## Raw data
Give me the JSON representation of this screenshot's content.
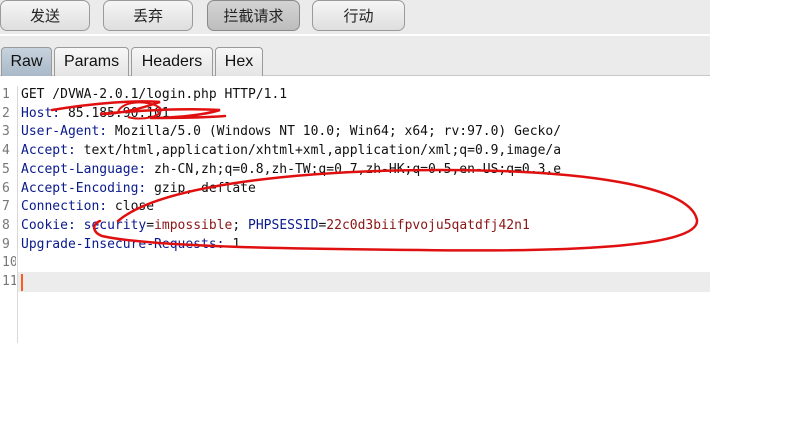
{
  "toolbar": {
    "buttons": [
      {
        "label": "发送",
        "active": false
      },
      {
        "label": "丢弃",
        "active": false
      },
      {
        "label": "拦截请求",
        "active": true
      },
      {
        "label": "行动",
        "active": false
      }
    ]
  },
  "tabs": [
    {
      "label": "Raw",
      "active": true
    },
    {
      "label": "Params",
      "active": false
    },
    {
      "label": "Headers",
      "active": false
    },
    {
      "label": "Hex",
      "active": false
    }
  ],
  "editor": {
    "line_numbers": [
      "1",
      "2",
      "3",
      "4",
      "5",
      "6",
      "7",
      "8",
      "9",
      "10",
      "11"
    ],
    "request_line": "GET /DVWA-2.0.1/login.php HTTP/1.1",
    "host": {
      "name": "Host:",
      "value": " 85.185.90.101"
    },
    "user_agent": {
      "name": "User-Agent:",
      "value": " Mozilla/5.0 (Windows NT 10.0; Win64; x64; rv:97.0) Gecko/"
    },
    "accept": {
      "name": "Accept:",
      "value": " text/html,application/xhtml+xml,application/xml;q=0.9,image/a"
    },
    "accept_language": {
      "name": "Accept-Language:",
      "value": " zh-CN,zh;q=0.8,zh-TW;q=0.7,zh-HK;q=0.5,en-US;q=0.3,e"
    },
    "accept_encoding": {
      "name": "Accept-Encoding:",
      "value": " gzip, deflate"
    },
    "connection": {
      "name": "Connection:",
      "value": " close"
    },
    "cookie": {
      "name": "Cookie:",
      "security_key": "security",
      "security_value": "impossible",
      "sep": "; ",
      "session_key": "PHPSESSID",
      "session_value": "22c0d3biifpvoju5qatdfj42n1"
    },
    "upgrade": {
      "name": "Upgrade-Insecure-Requests:",
      "value": " 1"
    }
  },
  "colors": {
    "header_name": "#0a1a8c",
    "cookie_value": "#8b1616",
    "caret": "#ff5a1f",
    "annotation": "#e01010"
  }
}
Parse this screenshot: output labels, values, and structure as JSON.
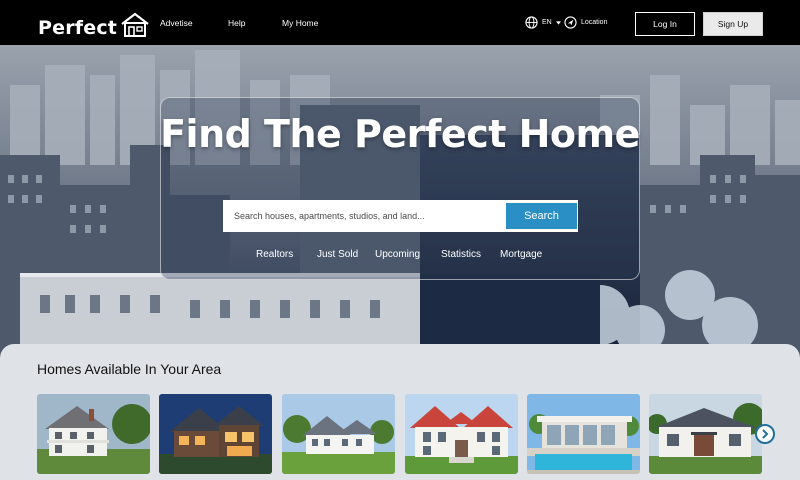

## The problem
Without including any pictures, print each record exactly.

## Expected output
Give me the JSON representation of this screenshot's content.
{
  "toolbar": {
    "buttons": [
      {
        "label": "发送",
        "active": false
      },
      {
        "label": "丢弃",
        "active": false
      },
      {
        "label": "拦截请求",
        "active": true
      },
      {
        "label": "行动",
        "active": false
      }
    ]
  },
  "tabs": [
    {
      "label": "Raw",
      "active": true
    },
    {
      "label": "Params",
      "active": false
    },
    {
      "label": "Headers",
      "active": false
    },
    {
      "label": "Hex",
      "active": false
    }
  ],
  "editor": {
    "line_numbers": [
      "1",
      "2",
      "3",
      "4",
      "5",
      "6",
      "7",
      "8",
      "9",
      "10",
      "11"
    ],
    "request_line": "GET /DVWA-2.0.1/login.php HTTP/1.1",
    "host": {
      "name": "Host:",
      "value": " 85.185.90.101"
    },
    "user_agent": {
      "name": "User-Agent:",
      "value": " Mozilla/5.0 (Windows NT 10.0; Win64; x64; rv:97.0) Gecko/"
    },
    "accept": {
      "name": "Accept:",
      "value": " text/html,application/xhtml+xml,application/xml;q=0.9,image/a"
    },
    "accept_language": {
      "name": "Accept-Language:",
      "value": " zh-CN,zh;q=0.8,zh-TW;q=0.7,zh-HK;q=0.5,en-US;q=0.3,e"
    },
    "accept_encoding": {
      "name": "Accept-Encoding:",
      "value": " gzip, deflate"
    },
    "connection": {
      "name": "Connection:",
      "value": " close"
    },
    "cookie": {
      "name": "Cookie:",
      "security_key": "security",
      "security_value": "impossible",
      "sep": "; ",
      "session_key": "PHPSESSID",
      "session_value": "22c0d3biifpvoju5qatdfj42n1"
    },
    "upgrade": {
      "name": "Upgrade-Insecure-Requests:",
      "value": " 1"
    }
  },
  "colors": {
    "header_name": "#0a1a8c",
    "cookie_value": "#8b1616",
    "caret": "#ff5a1f",
    "annotation": "#e01010"
  }
}
Parse this screenshot: output labels, values, and structure as JSON.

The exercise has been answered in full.